- What you should do: Verbatim copy, images excluded: write out each record shown below.
==== Source records ====
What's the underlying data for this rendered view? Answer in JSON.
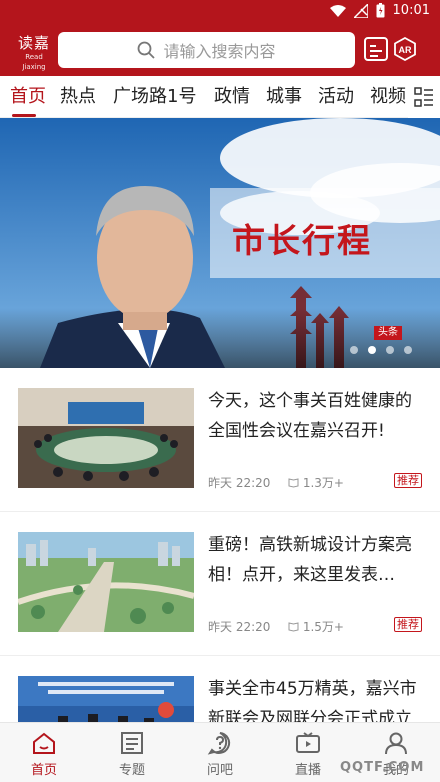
{
  "status_bar": {
    "time": "10:01"
  },
  "header": {
    "logo_cn": "读嘉",
    "logo_en": "Read Jiaxing",
    "search_placeholder": "请输入搜索内容",
    "ar_label": "AR"
  },
  "tabs": [
    "首页",
    "热点",
    "广场路1号",
    "政情",
    "城事",
    "活动",
    "视频"
  ],
  "banner": {
    "title": "市长行程",
    "badge": "头条",
    "dot_count": 4,
    "active_dot": 1
  },
  "news": [
    {
      "title": "今天，这个事关百姓健康的全国性会议在嘉兴召开!",
      "time": "昨天  22:20",
      "views": "1.3万+",
      "tag": "推荐"
    },
    {
      "title": "重磅！高铁新城设计方案亮相！点开，来这里发表…",
      "time": "昨天  22:20",
      "views": "1.5万+",
      "tag": "推荐"
    },
    {
      "title": "事关全市45万精英，嘉兴市新联会及网联分会正式成立",
      "time": "",
      "views": "",
      "tag": ""
    }
  ],
  "bottom_nav": [
    {
      "label": "首页",
      "icon": "home-icon",
      "active": true
    },
    {
      "label": "专题",
      "icon": "topic-icon",
      "active": false
    },
    {
      "label": "问吧",
      "icon": "question-icon",
      "active": false
    },
    {
      "label": "直播",
      "icon": "live-icon",
      "active": false
    },
    {
      "label": "我的",
      "icon": "user-icon",
      "active": false
    }
  ],
  "watermark": "QQTF.COM",
  "colors": {
    "brand_red": "#b4151c",
    "text_dark": "#222222",
    "text_gray": "#888888"
  }
}
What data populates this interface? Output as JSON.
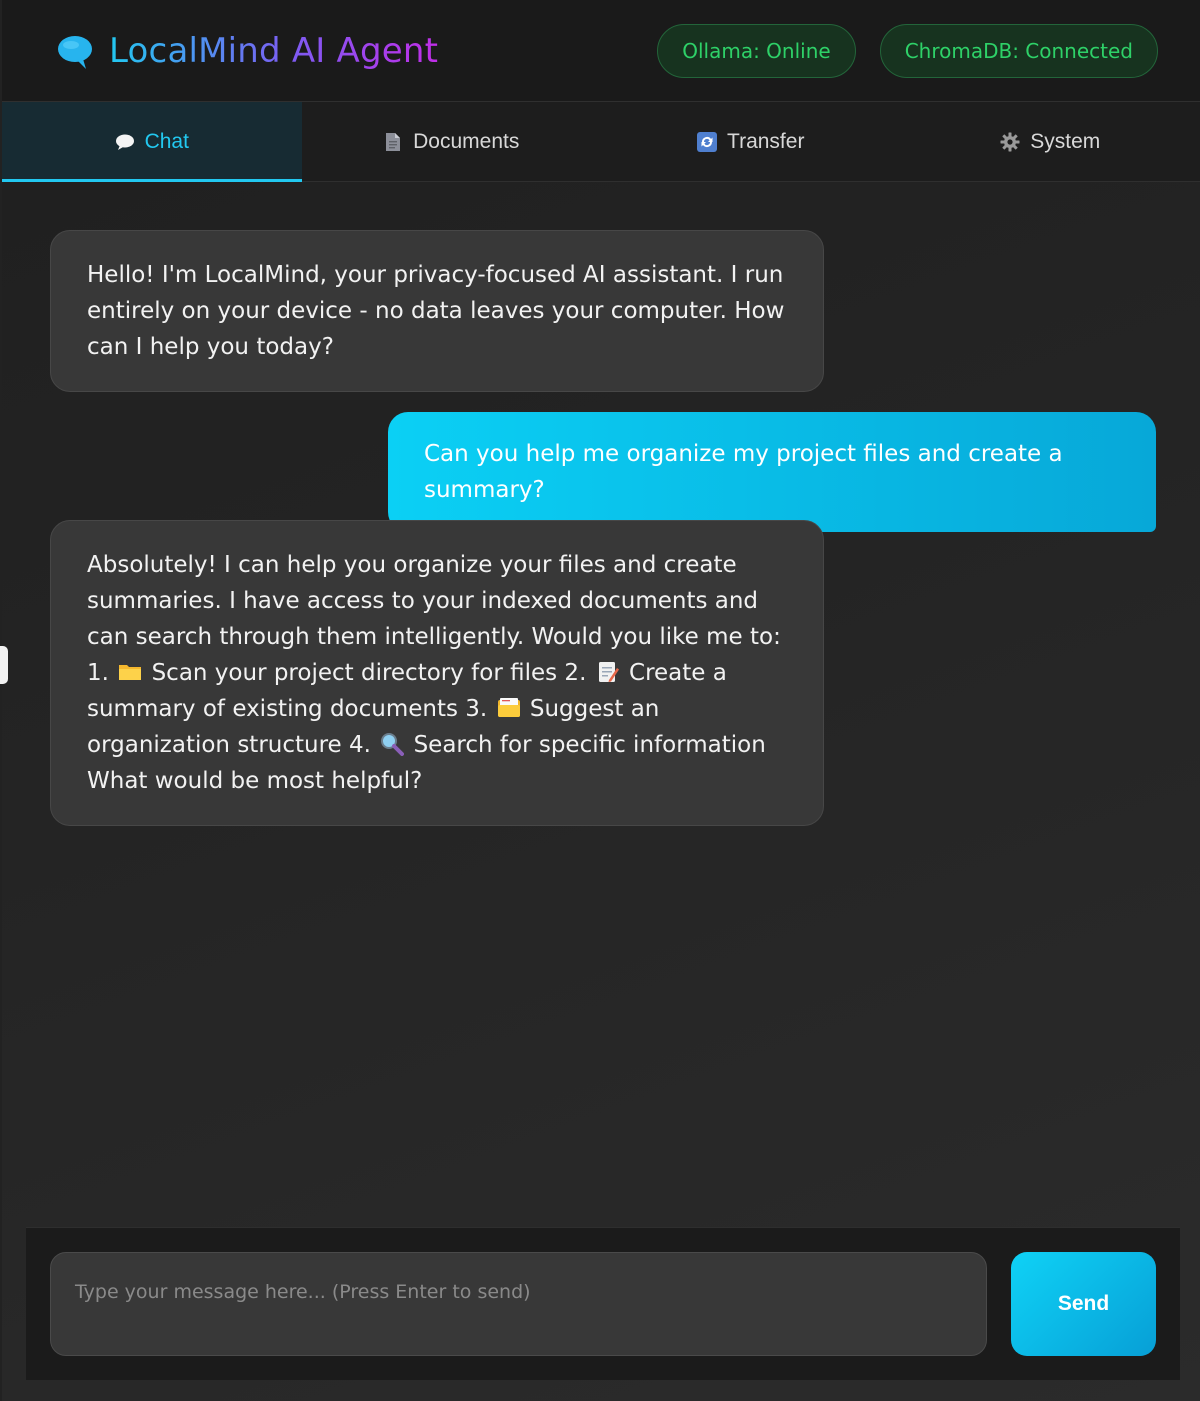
{
  "app": {
    "title": "LocalMind AI Agent",
    "logo_icon": "speech-bubble-icon",
    "accent_color": "#22c8f0",
    "title_gradient": [
      "#22c8f0",
      "#7d5cf2",
      "#c02ee8"
    ]
  },
  "status": {
    "ollama": "Ollama: Online",
    "chromadb": "ChromaDB: Connected",
    "color": "#2ed168"
  },
  "tabs": [
    {
      "label": "Chat",
      "icon": "speech-bubble-icon",
      "active": true
    },
    {
      "label": "Documents",
      "icon": "document-icon",
      "active": false
    },
    {
      "label": "Transfer",
      "icon": "transfer-icon",
      "active": false
    },
    {
      "label": "System",
      "icon": "gear-icon",
      "active": false
    }
  ],
  "messages": [
    {
      "role": "assistant",
      "text": "Hello! I'm LocalMind, your privacy-focused AI assistant. I run entirely on your device - no data leaves your computer. How can I help you today?"
    },
    {
      "role": "user",
      "text": "Can you help me organize my project files and create a summary?"
    },
    {
      "role": "assistant",
      "parts": {
        "p1": "Absolutely! I can help you organize your files and create summaries. I have access to your indexed documents and can search through them intelligently. Would you like me to: 1.",
        "p2": "Scan your project directory for files 2.",
        "p3": "Create a summary of existing documents 3.",
        "p4": "Suggest an organization structure 4.",
        "p5": "Search for specific information What would be most helpful?"
      },
      "emoji_icons": [
        "folder-icon",
        "memo-icon",
        "card-index-icon",
        "magnifier-icon"
      ]
    }
  ],
  "input": {
    "placeholder": "Type your message here... (Press Enter to send)",
    "value": ""
  },
  "send_button": {
    "label": "Send"
  }
}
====
- Reply:
What's the underlying data for this rendered view? Answer in JSON.
{
  "status_bar": {
    "time": "10:01"
  },
  "header": {
    "logo_cn": "读嘉",
    "logo_en": "Read Jiaxing",
    "search_placeholder": "请输入搜索内容",
    "ar_label": "AR"
  },
  "tabs": [
    "首页",
    "热点",
    "广场路1号",
    "政情",
    "城事",
    "活动",
    "视频"
  ],
  "banner": {
    "title": "市长行程",
    "badge": "头条",
    "dot_count": 4,
    "active_dot": 1
  },
  "news": [
    {
      "title": "今天，这个事关百姓健康的全国性会议在嘉兴召开!",
      "time": "昨天  22:20",
      "views": "1.3万+",
      "tag": "推荐"
    },
    {
      "title": "重磅！高铁新城设计方案亮相！点开，来这里发表…",
      "time": "昨天  22:20",
      "views": "1.5万+",
      "tag": "推荐"
    },
    {
      "title": "事关全市45万精英，嘉兴市新联会及网联分会正式成立",
      "time": "",
      "views": "",
      "tag": ""
    }
  ],
  "bottom_nav": [
    {
      "label": "首页",
      "icon": "home-icon",
      "active": true
    },
    {
      "label": "专题",
      "icon": "topic-icon",
      "active": false
    },
    {
      "label": "问吧",
      "icon": "question-icon",
      "active": false
    },
    {
      "label": "直播",
      "icon": "live-icon",
      "active": false
    },
    {
      "label": "我的",
      "icon": "user-icon",
      "active": false
    }
  ],
  "watermark": "QQTF.COM",
  "colors": {
    "brand_red": "#b4151c",
    "text_dark": "#222222",
    "text_gray": "#888888"
  }
}
What data populates this interface? Output as JSON.
{
  "app": {
    "title": "LocalMind AI Agent",
    "logo_icon": "speech-bubble-icon",
    "accent_color": "#22c8f0",
    "title_gradient": [
      "#22c8f0",
      "#7d5cf2",
      "#c02ee8"
    ]
  },
  "status": {
    "ollama": "Ollama: Online",
    "chromadb": "ChromaDB: Connected",
    "color": "#2ed168"
  },
  "tabs": [
    {
      "label": "Chat",
      "icon": "speech-bubble-icon",
      "active": true
    },
    {
      "label": "Documents",
      "icon": "document-icon",
      "active": false
    },
    {
      "label": "Transfer",
      "icon": "transfer-icon",
      "active": false
    },
    {
      "label": "System",
      "icon": "gear-icon",
      "active": false
    }
  ],
  "messages": [
    {
      "role": "assistant",
      "text": "Hello! I'm LocalMind, your privacy-focused AI assistant. I run entirely on your device - no data leaves your computer. How can I help you today?"
    },
    {
      "role": "user",
      "text": "Can you help me organize my project files and create a summary?"
    },
    {
      "role": "assistant",
      "parts": {
        "p1": "Absolutely! I can help you organize your files and create summaries. I have access to your indexed documents and can search through them intelligently. Would you like me to: 1.",
        "p2": "Scan your project directory for files 2.",
        "p3": "Create a summary of existing documents 3.",
        "p4": "Suggest an organization structure 4.",
        "p5": "Search for specific information What would be most helpful?"
      },
      "emoji_icons": [
        "folder-icon",
        "memo-icon",
        "card-index-icon",
        "magnifier-icon"
      ]
    }
  ],
  "input": {
    "placeholder": "Type your message here... (Press Enter to send)",
    "value": ""
  },
  "send_button": {
    "label": "Send"
  }
}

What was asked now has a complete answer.